(Collected data)
#####
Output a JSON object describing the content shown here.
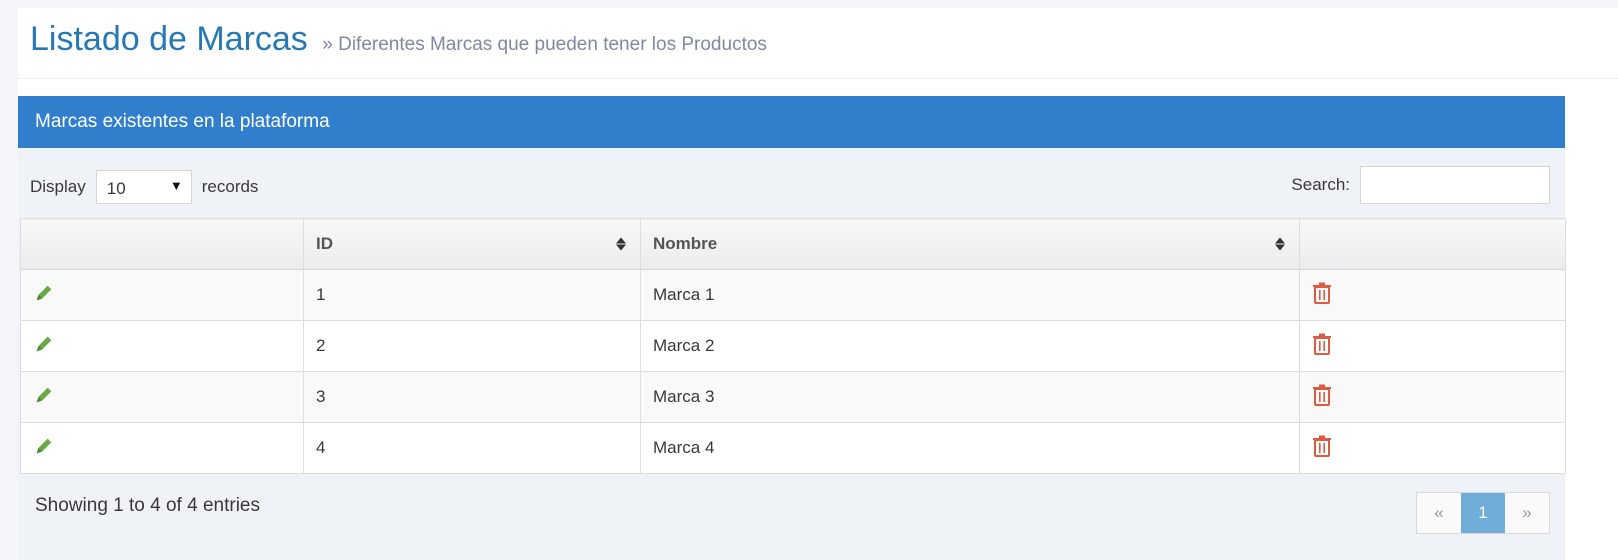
{
  "header": {
    "title": "Listado de Marcas",
    "subtitle": "» Diferentes Marcas que pueden tener los Productos"
  },
  "panel": {
    "title": "Marcas existentes en la plataforma",
    "length": {
      "prefix": "Display",
      "selected": "10",
      "suffix": "records"
    },
    "search": {
      "label": "Search:",
      "value": ""
    },
    "table": {
      "columns": [
        "",
        "ID",
        "Nombre",
        ""
      ],
      "rows": [
        {
          "id": "1",
          "nombre": "Marca 1"
        },
        {
          "id": "2",
          "nombre": "Marca 2"
        },
        {
          "id": "3",
          "nombre": "Marca 3"
        },
        {
          "id": "4",
          "nombre": "Marca 4"
        }
      ]
    },
    "info": "Showing 1 to 4 of 4 entries",
    "pagination": {
      "prev": "«",
      "current": "1",
      "next": "»"
    }
  },
  "colors": {
    "title": "#2679b5",
    "panel_header": "#307ecc",
    "edit_icon": "#69aa46",
    "delete_icon": "#dd5a43",
    "active_page": "#6faed9"
  },
  "icons": {
    "edit": "pencil-icon",
    "delete": "trash-icon",
    "sort": "sort-icon",
    "select": "caret-down-icon"
  }
}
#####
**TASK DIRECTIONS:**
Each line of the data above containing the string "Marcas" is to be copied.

**RESPONSE AREA:**
    "title": "Listado de Marcas",
    "subtitle": "» Diferentes Marcas que pueden tener los Productos"
    "title": "Marcas existentes en la plataforma",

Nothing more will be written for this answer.